• Try it:
Could you please repeat the entries below word for word, with the images left out?

[Component data from apps and pages]
_ _ _
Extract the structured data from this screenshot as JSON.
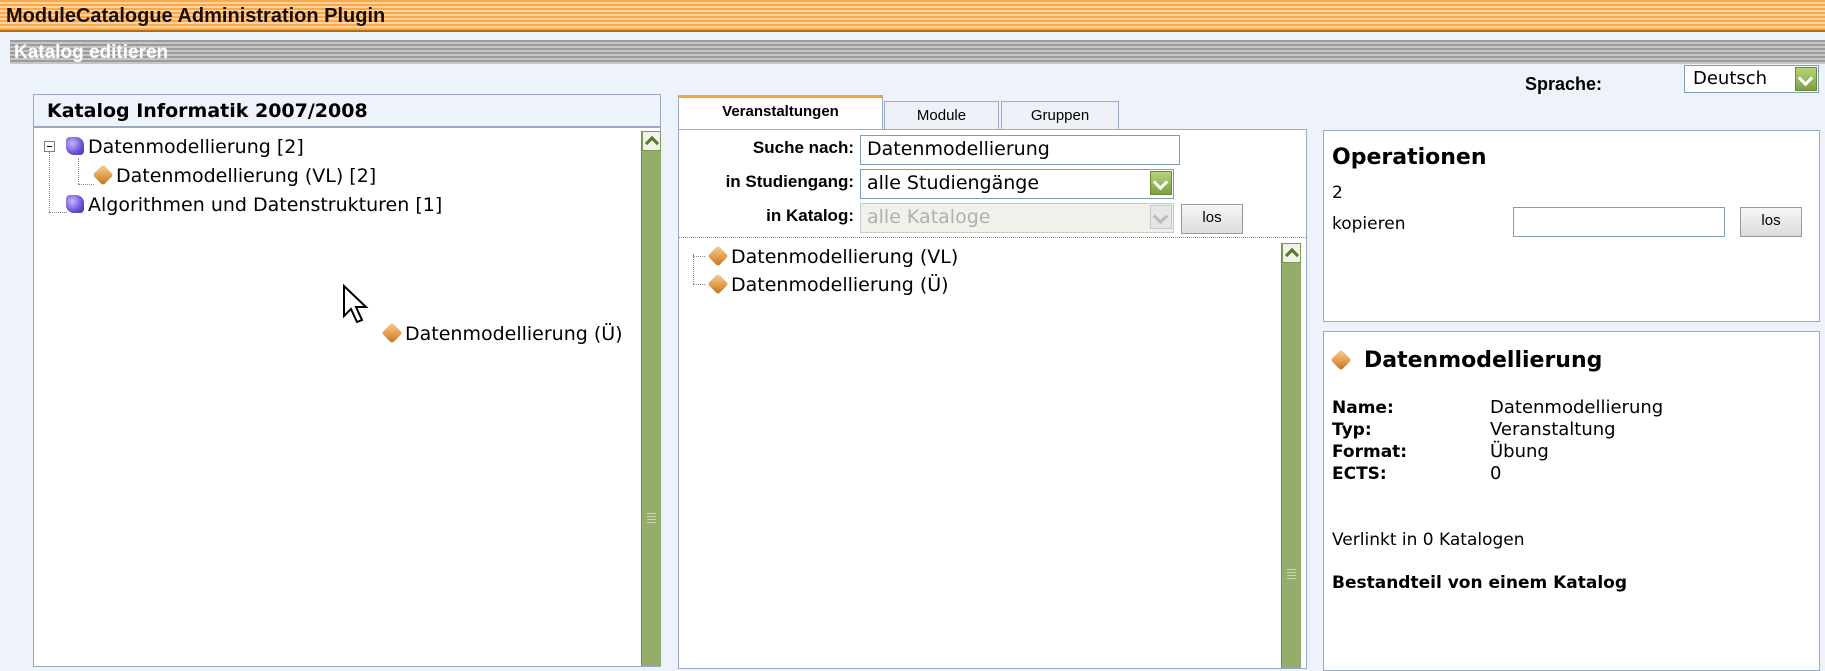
{
  "app": {
    "title": "ModuleCatalogue Administration Plugin",
    "subtitle": "Katalog editieren"
  },
  "language": {
    "label": "Sprache:",
    "selected": "Deutsch"
  },
  "catalog_tree": {
    "title": "Katalog Informatik 2007/2008",
    "nodes": [
      {
        "label": "Datenmodellierung [2]",
        "icon": "puzzle-icon"
      },
      {
        "label": "Datenmodellierung (VL) [2]",
        "icon": "package-icon"
      },
      {
        "label": "Algorithmen und Datenstrukturen [1]",
        "icon": "puzzle-icon"
      }
    ],
    "drag_item": {
      "label": "Datenmodellierung (Ü)",
      "icon": "package-icon"
    }
  },
  "search": {
    "tabs": [
      {
        "label": "Veranstaltungen",
        "active": true
      },
      {
        "label": "Module",
        "active": false
      },
      {
        "label": "Gruppen",
        "active": false
      }
    ],
    "query_label": "Suche nach:",
    "query_value": "Datenmodellierung",
    "program_label": "in Studiengang:",
    "program_value": "alle Studiengänge",
    "catalog_label": "in Katalog:",
    "catalog_value": "alle Kataloge",
    "go_label": "los",
    "results": [
      {
        "label": "Datenmodellierung (VL)",
        "icon": "package-icon"
      },
      {
        "label": "Datenmodellierung (Ü)",
        "icon": "package-icon"
      }
    ]
  },
  "operations": {
    "title": "Operationen",
    "count": "2",
    "copy_label": "kopieren",
    "copy_value": "",
    "go_label": "los"
  },
  "details": {
    "title": "Datenmodellierung",
    "icon": "package-icon",
    "fields": [
      {
        "key": "Name:",
        "value": "Datenmodellierung"
      },
      {
        "key": "Typ:",
        "value": "Veranstaltung"
      },
      {
        "key": "Format:",
        "value": "Übung"
      },
      {
        "key": "ECTS:",
        "value": "0"
      }
    ],
    "linked": "Verlinkt in 0 Katalogen",
    "part_of": "Bestandteil von einem Katalog"
  }
}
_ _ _
• Output below:
Extract the structured data from this screenshot as JSON.
{
  "app": {
    "title": "ModuleCatalogue Administration Plugin",
    "subtitle": "Katalog editieren"
  },
  "language": {
    "label": "Sprache:",
    "selected": "Deutsch"
  },
  "catalog_tree": {
    "title": "Katalog Informatik 2007/2008",
    "nodes": [
      {
        "label": "Datenmodellierung [2]",
        "icon": "puzzle-icon"
      },
      {
        "label": "Datenmodellierung (VL) [2]",
        "icon": "package-icon"
      },
      {
        "label": "Algorithmen und Datenstrukturen [1]",
        "icon": "puzzle-icon"
      }
    ],
    "drag_item": {
      "label": "Datenmodellierung (Ü)",
      "icon": "package-icon"
    }
  },
  "search": {
    "tabs": [
      {
        "label": "Veranstaltungen",
        "active": true
      },
      {
        "label": "Module",
        "active": false
      },
      {
        "label": "Gruppen",
        "active": false
      }
    ],
    "query_label": "Suche nach:",
    "query_value": "Datenmodellierung",
    "program_label": "in Studiengang:",
    "program_value": "alle Studiengänge",
    "catalog_label": "in Katalog:",
    "catalog_value": "alle Kataloge",
    "go_label": "los",
    "results": [
      {
        "label": "Datenmodellierung (VL)",
        "icon": "package-icon"
      },
      {
        "label": "Datenmodellierung (Ü)",
        "icon": "package-icon"
      }
    ]
  },
  "operations": {
    "title": "Operationen",
    "count": "2",
    "copy_label": "kopieren",
    "copy_value": "",
    "go_label": "los"
  },
  "details": {
    "title": "Datenmodellierung",
    "icon": "package-icon",
    "fields": [
      {
        "key": "Name:",
        "value": "Datenmodellierung"
      },
      {
        "key": "Typ:",
        "value": "Veranstaltung"
      },
      {
        "key": "Format:",
        "value": "Übung"
      },
      {
        "key": "ECTS:",
        "value": "0"
      }
    ],
    "linked": "Verlinkt in 0 Katalogen",
    "part_of": "Bestandteil von einem Katalog"
  }
}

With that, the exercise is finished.